#### What you are asked to do:
Your answer should hold every line of the records below that contains the string "this".

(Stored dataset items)

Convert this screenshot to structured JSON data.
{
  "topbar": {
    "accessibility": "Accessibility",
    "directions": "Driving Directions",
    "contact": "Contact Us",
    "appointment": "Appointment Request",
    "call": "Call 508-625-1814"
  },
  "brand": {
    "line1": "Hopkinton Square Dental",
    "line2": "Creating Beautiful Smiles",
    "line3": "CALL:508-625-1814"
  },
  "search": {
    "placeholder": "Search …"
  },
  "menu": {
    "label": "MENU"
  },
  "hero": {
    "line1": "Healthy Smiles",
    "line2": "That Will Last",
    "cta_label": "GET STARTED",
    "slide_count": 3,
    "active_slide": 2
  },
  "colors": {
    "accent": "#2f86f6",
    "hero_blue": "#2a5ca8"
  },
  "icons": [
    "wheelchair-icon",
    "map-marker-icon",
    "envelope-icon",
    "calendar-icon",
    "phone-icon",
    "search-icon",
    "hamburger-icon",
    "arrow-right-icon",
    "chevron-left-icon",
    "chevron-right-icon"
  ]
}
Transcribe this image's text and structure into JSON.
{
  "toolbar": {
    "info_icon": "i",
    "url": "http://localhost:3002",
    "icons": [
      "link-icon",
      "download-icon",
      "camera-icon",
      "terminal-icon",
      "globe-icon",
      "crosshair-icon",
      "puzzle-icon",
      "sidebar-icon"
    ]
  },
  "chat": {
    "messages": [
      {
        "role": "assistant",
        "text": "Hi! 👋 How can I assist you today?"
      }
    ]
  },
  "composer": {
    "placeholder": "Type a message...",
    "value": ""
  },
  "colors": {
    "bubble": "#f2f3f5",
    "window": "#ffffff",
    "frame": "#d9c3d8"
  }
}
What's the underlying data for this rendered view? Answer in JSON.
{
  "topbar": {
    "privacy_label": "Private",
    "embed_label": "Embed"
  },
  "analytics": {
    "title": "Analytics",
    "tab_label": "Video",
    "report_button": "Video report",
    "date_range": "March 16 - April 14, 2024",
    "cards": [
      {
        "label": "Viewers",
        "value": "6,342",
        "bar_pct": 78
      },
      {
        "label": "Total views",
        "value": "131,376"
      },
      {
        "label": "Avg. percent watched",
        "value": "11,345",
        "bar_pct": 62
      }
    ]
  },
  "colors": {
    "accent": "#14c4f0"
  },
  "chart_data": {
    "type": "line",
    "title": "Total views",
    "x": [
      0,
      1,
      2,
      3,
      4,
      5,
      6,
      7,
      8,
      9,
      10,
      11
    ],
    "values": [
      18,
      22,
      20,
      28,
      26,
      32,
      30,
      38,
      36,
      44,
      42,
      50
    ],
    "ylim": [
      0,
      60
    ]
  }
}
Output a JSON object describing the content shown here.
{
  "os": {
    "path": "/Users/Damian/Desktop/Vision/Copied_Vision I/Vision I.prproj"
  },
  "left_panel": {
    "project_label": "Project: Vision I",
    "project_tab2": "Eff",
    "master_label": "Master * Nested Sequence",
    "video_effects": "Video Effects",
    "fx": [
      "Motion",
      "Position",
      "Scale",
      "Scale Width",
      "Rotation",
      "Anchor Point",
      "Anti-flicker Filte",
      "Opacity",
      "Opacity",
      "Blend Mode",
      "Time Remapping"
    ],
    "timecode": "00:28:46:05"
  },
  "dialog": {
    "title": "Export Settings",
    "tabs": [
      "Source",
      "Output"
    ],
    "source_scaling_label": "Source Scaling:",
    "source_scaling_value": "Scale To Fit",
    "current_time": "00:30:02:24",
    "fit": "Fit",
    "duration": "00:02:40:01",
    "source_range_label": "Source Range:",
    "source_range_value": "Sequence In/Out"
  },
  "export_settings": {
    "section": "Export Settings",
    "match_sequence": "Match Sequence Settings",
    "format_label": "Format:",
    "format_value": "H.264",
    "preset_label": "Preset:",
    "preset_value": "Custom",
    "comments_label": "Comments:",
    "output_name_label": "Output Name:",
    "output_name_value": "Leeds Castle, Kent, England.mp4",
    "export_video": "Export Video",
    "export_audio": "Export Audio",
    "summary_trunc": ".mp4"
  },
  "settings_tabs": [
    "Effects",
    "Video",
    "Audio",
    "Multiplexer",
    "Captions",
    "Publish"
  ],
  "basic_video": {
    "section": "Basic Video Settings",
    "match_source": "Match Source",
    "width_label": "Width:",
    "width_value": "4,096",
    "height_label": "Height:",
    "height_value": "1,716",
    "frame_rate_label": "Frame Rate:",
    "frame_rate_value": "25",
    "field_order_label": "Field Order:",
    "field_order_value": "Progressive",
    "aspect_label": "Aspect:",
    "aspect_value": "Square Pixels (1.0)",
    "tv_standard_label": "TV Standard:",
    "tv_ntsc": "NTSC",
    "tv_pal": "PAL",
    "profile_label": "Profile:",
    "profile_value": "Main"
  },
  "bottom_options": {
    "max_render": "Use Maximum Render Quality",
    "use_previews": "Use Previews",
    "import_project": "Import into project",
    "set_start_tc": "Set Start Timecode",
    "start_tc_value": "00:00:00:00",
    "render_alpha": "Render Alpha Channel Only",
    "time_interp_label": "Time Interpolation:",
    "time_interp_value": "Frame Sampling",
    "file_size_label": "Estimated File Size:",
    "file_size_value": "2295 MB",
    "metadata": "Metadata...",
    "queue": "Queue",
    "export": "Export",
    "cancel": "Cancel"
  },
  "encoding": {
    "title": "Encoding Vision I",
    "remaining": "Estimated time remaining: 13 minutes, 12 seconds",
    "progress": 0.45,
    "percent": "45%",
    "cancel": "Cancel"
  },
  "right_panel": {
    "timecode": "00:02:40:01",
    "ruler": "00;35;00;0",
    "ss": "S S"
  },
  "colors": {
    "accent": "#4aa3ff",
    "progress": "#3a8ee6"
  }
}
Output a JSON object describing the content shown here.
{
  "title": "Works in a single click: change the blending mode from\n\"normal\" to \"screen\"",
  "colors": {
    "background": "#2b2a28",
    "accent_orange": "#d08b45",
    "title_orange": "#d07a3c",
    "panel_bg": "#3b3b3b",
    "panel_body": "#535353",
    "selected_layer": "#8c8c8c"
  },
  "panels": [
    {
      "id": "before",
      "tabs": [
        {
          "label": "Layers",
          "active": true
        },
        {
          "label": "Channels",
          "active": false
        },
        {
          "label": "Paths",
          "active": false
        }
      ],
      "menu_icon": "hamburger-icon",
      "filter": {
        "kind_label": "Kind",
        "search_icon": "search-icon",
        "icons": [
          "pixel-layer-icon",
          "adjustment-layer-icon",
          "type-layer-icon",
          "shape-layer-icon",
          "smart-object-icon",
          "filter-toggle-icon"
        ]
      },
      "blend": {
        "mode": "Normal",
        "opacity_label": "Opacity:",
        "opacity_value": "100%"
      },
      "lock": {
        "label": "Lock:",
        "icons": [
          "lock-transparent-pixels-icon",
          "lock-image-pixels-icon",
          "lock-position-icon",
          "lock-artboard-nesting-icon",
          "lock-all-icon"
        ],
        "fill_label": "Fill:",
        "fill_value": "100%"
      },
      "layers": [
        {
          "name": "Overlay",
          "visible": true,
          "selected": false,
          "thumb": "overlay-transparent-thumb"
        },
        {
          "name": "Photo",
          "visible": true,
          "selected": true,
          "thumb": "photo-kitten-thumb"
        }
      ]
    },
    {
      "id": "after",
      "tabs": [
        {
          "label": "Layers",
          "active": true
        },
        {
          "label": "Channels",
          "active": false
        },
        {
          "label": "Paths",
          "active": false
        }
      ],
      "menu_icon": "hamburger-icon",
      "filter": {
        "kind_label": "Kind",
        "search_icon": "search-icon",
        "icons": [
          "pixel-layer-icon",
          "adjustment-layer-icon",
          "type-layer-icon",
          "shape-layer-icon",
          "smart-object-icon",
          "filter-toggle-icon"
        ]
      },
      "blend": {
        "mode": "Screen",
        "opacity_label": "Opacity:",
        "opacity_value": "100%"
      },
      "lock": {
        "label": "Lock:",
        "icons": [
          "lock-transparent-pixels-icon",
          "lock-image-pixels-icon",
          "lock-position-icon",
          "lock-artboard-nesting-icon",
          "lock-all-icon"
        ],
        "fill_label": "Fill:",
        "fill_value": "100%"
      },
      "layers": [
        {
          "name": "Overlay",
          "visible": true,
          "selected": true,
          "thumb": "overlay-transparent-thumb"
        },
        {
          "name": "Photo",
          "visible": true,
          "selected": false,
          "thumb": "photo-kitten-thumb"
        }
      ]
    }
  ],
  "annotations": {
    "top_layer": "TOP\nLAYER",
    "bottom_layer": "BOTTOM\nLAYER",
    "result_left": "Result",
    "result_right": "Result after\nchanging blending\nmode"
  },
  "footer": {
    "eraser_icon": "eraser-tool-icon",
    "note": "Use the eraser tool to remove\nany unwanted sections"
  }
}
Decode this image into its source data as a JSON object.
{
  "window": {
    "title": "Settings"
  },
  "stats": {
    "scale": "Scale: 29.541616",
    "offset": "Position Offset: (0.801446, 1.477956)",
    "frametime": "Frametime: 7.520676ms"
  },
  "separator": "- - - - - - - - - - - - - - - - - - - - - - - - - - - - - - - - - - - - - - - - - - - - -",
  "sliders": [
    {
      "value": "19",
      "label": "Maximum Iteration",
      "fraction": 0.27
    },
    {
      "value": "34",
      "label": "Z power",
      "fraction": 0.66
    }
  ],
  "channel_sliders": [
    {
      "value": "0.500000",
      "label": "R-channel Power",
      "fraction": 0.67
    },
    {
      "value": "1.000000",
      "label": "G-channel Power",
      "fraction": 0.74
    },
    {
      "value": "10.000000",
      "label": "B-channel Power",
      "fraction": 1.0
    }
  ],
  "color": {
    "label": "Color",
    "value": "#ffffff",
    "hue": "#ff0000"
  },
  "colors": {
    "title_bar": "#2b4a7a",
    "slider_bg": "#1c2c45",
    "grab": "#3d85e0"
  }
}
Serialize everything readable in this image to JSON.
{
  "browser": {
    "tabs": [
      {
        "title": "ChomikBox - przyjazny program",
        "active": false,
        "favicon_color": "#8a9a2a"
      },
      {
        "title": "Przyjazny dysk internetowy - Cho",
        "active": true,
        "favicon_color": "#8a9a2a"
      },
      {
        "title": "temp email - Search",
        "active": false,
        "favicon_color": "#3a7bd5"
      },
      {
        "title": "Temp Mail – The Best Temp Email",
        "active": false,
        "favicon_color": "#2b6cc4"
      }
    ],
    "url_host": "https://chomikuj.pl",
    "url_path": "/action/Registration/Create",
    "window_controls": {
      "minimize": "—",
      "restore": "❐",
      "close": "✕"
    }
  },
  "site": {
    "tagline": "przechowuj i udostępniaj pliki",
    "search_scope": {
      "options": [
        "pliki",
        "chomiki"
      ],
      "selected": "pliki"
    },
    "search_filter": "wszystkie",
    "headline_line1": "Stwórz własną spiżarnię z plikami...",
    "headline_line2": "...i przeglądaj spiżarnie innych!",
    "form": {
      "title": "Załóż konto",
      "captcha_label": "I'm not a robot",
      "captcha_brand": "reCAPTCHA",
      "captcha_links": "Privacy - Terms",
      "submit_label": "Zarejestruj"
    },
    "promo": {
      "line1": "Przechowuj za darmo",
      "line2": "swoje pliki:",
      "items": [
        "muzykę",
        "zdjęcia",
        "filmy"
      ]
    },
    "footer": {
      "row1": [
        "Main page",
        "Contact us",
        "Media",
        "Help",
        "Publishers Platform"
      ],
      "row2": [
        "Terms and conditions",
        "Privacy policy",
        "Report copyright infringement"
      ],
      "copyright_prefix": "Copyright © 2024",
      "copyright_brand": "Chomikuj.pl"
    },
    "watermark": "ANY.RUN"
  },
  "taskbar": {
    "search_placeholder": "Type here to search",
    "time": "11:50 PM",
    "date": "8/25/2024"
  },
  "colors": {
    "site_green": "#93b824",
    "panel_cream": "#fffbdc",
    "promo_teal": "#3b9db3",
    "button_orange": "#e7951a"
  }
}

#### Exercise result:
Convert this screenshot to structured JSON data.
Transcribe this image's text and structure into JSON.
What's the underlying data for this rendered view? Answer in JSON.
Decode this image into its source data as a JSON object.
Serialize everything readable in this image to JSON.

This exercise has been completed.